TNCs play an important role in the exports of many developing countries and economies in transition. Indeed for the most dynamic products in world trade. TNCs are central for enabling these countries to reach world markets, and they provide some of the 'missing elements'' that developing countries need to upgrade their competitiveness in export markets. The potential benefits in TNCs export activity are still far from fully exploited and they are growing. Technologies are changing. Processes and functions are increasingly divisible, and the boundaries of what is internal and external to firms are shifting. The 'death' of distance -or its diminishing cost --- is stretching location maps. New activities are likely to join the globalization surge, including many from developing economies, The challenge for countries that would like to improve their export competitiveness in association with TNCs is how to link up with the international production systems of these firms and how to benefit from them.

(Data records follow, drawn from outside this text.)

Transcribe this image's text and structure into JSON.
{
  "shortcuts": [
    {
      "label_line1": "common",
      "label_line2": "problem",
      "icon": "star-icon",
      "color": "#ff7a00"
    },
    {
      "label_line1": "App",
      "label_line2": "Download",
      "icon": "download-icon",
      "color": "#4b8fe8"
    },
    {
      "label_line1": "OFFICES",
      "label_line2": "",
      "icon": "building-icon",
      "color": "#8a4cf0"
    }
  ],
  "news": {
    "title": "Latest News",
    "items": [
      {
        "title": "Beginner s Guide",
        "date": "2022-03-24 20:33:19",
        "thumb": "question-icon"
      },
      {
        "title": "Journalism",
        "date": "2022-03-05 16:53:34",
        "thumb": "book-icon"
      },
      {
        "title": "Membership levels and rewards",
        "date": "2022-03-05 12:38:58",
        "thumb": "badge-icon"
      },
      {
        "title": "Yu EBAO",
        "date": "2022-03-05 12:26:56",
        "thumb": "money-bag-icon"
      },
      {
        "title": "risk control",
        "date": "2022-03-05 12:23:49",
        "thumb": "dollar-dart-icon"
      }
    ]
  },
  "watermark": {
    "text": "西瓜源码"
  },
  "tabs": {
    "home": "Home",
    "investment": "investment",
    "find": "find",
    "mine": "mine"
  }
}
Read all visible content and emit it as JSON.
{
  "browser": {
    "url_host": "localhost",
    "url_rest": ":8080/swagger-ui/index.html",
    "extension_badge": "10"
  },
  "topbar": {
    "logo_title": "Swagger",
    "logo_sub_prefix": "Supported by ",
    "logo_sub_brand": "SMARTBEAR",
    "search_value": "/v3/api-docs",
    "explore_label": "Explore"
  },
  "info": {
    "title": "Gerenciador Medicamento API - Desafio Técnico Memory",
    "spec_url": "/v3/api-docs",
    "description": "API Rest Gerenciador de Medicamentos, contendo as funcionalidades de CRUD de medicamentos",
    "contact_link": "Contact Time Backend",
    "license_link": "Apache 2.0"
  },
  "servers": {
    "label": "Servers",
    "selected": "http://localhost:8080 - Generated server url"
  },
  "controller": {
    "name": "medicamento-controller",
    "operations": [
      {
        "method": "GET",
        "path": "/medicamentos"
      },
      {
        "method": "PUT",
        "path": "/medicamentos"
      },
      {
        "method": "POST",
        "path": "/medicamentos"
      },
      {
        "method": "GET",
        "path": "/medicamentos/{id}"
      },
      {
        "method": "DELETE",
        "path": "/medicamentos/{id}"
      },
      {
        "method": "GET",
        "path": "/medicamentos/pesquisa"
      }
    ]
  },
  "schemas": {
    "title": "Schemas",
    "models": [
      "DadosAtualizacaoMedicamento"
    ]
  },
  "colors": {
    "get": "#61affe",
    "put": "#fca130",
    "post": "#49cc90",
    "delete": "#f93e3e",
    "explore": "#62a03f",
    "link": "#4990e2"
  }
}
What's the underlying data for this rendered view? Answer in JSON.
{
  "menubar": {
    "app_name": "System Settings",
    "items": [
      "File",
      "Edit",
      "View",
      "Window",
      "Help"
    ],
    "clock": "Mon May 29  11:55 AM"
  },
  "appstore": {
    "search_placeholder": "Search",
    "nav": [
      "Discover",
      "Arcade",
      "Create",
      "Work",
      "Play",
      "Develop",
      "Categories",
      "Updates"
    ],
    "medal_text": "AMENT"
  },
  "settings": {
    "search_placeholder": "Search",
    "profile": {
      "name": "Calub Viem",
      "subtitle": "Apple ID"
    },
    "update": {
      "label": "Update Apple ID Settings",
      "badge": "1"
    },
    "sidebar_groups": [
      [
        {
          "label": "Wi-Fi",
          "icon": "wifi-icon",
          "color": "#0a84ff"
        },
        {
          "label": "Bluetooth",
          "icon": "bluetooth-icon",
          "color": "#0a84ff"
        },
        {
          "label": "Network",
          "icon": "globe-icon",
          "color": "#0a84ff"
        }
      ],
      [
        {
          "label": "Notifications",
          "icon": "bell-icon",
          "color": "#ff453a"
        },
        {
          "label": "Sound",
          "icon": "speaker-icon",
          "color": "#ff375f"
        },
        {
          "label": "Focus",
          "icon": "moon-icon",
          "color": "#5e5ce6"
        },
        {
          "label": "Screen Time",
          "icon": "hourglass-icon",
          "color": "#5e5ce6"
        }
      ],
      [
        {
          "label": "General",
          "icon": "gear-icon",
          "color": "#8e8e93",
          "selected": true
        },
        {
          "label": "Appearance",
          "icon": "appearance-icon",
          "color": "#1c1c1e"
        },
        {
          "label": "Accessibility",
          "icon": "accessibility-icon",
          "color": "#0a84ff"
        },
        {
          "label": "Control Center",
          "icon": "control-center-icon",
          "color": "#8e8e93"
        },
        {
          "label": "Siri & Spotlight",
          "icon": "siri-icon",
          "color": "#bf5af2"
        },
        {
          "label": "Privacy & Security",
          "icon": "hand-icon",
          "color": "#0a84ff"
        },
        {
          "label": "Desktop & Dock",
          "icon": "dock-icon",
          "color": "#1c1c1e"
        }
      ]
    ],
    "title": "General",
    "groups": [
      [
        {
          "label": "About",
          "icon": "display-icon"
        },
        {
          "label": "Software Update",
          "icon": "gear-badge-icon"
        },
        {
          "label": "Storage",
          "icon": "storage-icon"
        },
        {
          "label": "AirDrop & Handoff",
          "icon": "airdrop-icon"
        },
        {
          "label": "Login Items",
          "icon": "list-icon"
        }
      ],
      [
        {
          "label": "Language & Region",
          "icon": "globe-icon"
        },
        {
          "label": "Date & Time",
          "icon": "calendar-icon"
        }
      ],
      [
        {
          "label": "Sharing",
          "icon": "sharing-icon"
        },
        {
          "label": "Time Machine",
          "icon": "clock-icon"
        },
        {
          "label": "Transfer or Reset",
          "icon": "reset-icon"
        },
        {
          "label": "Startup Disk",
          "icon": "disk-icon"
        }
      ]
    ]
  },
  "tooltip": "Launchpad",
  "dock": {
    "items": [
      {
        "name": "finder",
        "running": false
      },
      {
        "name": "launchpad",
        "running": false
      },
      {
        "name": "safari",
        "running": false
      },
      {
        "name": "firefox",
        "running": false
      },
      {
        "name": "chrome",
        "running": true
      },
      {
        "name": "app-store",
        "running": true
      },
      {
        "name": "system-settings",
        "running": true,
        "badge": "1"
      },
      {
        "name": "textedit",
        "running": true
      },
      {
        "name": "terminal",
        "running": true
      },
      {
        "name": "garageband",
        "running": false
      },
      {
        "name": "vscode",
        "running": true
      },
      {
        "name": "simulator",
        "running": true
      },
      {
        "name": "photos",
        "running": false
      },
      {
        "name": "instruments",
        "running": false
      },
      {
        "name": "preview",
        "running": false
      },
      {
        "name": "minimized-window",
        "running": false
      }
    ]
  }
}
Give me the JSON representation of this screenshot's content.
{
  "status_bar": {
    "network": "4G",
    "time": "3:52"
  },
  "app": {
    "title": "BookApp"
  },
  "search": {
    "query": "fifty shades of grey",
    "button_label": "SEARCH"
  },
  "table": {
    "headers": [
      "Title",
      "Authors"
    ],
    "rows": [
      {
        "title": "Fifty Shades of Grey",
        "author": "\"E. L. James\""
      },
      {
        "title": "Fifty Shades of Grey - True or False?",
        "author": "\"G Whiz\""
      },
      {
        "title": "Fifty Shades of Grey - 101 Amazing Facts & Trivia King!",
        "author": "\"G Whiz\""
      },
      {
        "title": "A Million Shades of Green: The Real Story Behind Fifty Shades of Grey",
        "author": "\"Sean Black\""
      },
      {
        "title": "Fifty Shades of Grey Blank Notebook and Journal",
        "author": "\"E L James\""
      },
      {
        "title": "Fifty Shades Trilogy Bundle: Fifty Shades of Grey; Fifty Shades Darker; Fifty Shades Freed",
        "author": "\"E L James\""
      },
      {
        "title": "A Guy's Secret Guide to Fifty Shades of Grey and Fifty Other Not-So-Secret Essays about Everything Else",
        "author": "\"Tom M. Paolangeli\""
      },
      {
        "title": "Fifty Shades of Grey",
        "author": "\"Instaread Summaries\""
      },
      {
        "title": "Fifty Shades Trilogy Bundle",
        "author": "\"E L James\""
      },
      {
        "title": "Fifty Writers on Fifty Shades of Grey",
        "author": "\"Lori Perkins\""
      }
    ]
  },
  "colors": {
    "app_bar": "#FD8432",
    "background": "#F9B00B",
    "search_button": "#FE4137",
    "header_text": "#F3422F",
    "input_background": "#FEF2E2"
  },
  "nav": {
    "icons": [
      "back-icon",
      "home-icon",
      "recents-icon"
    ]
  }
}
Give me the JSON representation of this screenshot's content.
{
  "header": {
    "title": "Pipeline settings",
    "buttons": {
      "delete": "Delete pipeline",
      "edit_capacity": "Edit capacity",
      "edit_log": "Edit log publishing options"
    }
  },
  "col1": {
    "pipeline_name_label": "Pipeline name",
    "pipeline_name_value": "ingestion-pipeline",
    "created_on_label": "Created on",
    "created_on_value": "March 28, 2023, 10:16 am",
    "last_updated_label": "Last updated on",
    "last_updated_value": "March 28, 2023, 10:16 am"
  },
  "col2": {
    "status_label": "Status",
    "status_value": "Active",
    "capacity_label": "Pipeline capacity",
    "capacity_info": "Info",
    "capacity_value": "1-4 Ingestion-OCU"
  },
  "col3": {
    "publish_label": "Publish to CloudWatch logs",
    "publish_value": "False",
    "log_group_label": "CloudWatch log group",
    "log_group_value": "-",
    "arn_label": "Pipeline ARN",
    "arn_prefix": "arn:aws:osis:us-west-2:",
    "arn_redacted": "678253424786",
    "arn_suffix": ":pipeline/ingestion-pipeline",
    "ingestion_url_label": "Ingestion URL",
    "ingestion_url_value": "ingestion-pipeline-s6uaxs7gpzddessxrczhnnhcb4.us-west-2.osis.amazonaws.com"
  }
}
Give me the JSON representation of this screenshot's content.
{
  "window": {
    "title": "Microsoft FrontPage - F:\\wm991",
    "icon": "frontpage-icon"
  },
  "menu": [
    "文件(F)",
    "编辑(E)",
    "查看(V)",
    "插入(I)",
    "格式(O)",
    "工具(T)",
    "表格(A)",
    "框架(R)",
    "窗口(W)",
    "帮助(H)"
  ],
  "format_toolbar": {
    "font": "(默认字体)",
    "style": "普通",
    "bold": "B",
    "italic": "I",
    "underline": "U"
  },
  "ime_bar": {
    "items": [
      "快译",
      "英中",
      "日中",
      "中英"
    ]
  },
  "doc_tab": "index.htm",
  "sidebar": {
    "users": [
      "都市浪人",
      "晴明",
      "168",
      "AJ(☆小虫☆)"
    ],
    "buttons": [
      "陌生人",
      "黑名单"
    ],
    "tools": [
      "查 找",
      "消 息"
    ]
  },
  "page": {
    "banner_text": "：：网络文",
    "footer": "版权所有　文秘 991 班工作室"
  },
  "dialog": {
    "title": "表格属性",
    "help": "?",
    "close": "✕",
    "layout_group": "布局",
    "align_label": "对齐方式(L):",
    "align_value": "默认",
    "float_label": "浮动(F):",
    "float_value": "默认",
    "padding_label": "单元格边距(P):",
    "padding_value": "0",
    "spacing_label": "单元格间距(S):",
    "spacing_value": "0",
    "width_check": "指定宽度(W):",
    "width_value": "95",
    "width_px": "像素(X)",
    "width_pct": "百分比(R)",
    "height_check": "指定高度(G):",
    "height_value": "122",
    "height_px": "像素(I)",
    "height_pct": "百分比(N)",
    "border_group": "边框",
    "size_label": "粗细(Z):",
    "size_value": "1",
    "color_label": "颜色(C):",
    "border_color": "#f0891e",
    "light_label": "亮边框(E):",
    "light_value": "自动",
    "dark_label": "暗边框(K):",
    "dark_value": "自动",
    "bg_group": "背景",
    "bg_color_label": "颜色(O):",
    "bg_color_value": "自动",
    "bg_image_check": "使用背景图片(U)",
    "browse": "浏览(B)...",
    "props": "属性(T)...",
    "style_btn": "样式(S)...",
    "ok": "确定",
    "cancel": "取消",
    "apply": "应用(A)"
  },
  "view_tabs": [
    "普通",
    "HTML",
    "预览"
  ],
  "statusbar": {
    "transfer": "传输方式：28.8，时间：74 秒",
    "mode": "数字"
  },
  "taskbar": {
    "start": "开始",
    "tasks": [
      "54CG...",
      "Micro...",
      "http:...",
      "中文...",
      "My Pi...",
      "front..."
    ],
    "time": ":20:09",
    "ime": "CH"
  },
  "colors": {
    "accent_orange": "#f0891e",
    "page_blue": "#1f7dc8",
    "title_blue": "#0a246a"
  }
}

The spread of TNC activity offers host countries oppurtunities to expand and move into higher value-added activities. Capitalizing fully on static benefits and transforming them into dynamic and sustainable advantages requires pro-active government support. To benefit most from TNC associated export competitiveness developing countries must make continuous efforts to root TNC activities in host economies raise the level of local content, increase the value added by these activities, upgrade them into more sophisticated areas and make them sustainable. TNCs, in a number of circumstances, will take initiatives of their own, in their own self-interest. But national policy efforts and the policy pace to pursue them ---- are critical for both attracting export oriented FDI and ensuring its sustainability in order to advance development.
(a) What are the areas of concern for low exports from developing countries?(b) Do you agree that the flow of FDI to developing countries can augment their export potential? How?(c) What is the role of transnational corporations in upgrading a country's competitiveness?(d) Suggest measures to increase the competitiveness of the domestic enterprise sector in a developing country.

No comments:

Post a Comment